As a pre-med student, I have developed a strong interest in brain health. I spend a lot of my time listening to podcasts and reading about the body, and I have realized how essential blueberries are to living a healthy life. When they’re ripe, blueberries emit a sweet taste, as they contain some sugar. Surprisingly though, they do not cause blood sugar spikes, since they are full of fiber and compounds such as anthocyanins, which ultimately lead to their slowed digestion. Apart from being delicious, they provide us with a variety of nutrients, vitamins, and minerals like vitamin C, potassium, and antioxidants, making them an incredible source of brain and body fuel. Several hundred years ago, blueberries were often used to lower fevers and calm digestive issues. Today, research shows that blueberries have anti-inflammatory properties that can be linked to a decrease in chronic inflammation and diseases, such as cancer and heart disease. Accordingly, it is not surprising that they top the list of my favorite berries.

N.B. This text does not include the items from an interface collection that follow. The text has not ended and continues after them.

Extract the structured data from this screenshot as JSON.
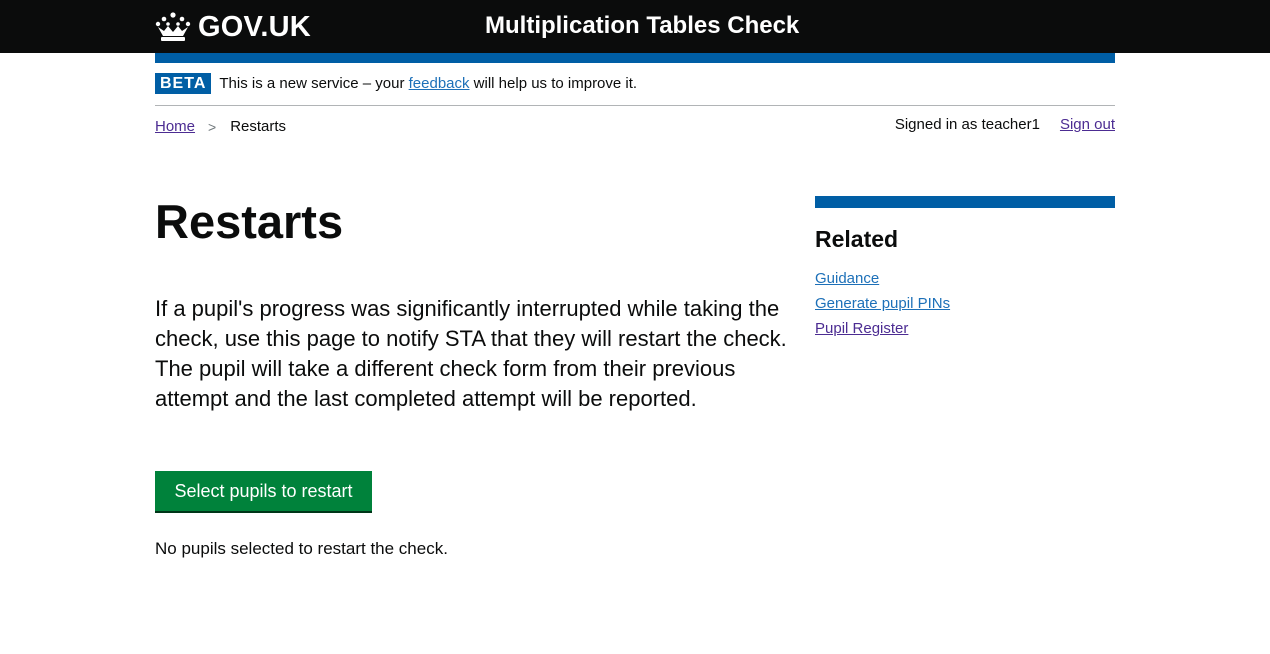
{
  "header": {
    "logo_text": "GOV.UK",
    "service_name": "Multiplication Tables Check"
  },
  "phase_banner": {
    "tag": "BETA",
    "text_before": "This is a new service – your ",
    "link_text": "feedback",
    "text_after": " will help us to improve it."
  },
  "breadcrumbs": {
    "home": "Home",
    "separator": ">",
    "current": "Restarts"
  },
  "account": {
    "signed_in_text": "Signed in as teacher1",
    "sign_out": "Sign out"
  },
  "main": {
    "title": "Restarts",
    "lead": "If a pupil's progress was significantly interrupted while taking the check, use this page to notify STA that they will restart the check. The pupil will take a different check form from their previous attempt and the last completed attempt will be reported.",
    "button_label": "Select pupils to restart",
    "status_text": "No pupils selected to restart the check."
  },
  "related": {
    "heading": "Related",
    "links": [
      {
        "label": "Guidance"
      },
      {
        "label": "Generate pupil PINs"
      },
      {
        "label": "Pupil Register"
      }
    ]
  },
  "colors": {
    "header_bg": "#0b0c0c",
    "brand_blue": "#005ea5",
    "link": "#1d70b8",
    "link_visited": "#4c2c92",
    "button_green": "#00823b"
  },
  "icons": {
    "logo": "crown-icon"
  }
}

And what makes them even more appealing is the fact that blueberries last for weeks in the fridge (unlike raspberries, which often have mold on them before they’re even brought home from the store). Moreover, you can incorporate blueberries into almost any meal and any time of the day, which makes them perfect for a busy college student like me.
My preferences haven’t changed much as I’ve grown up. I have loved blueberries since I was a toddler. It’s not because they taste better than any other berry or fruit on the market, but because they’ve always been present at times when I’m doing things I love. In Sweden, my family often went on excursions to a nearby forest. Swedish forests are famous for being covered with small blueberry bushes, or as Scandinavian blueberries are actually called, bilberries. My brothers and I always picked and munched on them as we ran around in the woods.
Unlike the many types of blueberries one can find in the U.S., most European blueberries are always red or blue inside. My pre-school teachers helped us paint with the red juices from squished blueberries, so it was not rare for me to come home with my clothes stained by their juices. These rich but balanced, tiny berries provide me with a sense of nostalgia. Now every time I buy them, they take me back to when I was little and didn’t have a care in the world.
These days, I find myself drawn to blueberries every time I have exams. It wasn’t until I was standing in the Whole Foods checkout line with six cartons of them that I began questioning why. Is it because of the unmatchable health benefits, or because of the anxiety relief that nostalgia provides me when I eat them? Perhaps it’s a combination of both. Regardless, I am forever thankful, and I will continue to buy out the blueberries at Whole Foods during every exam season until I graduate.
Cover photo courtesy of health line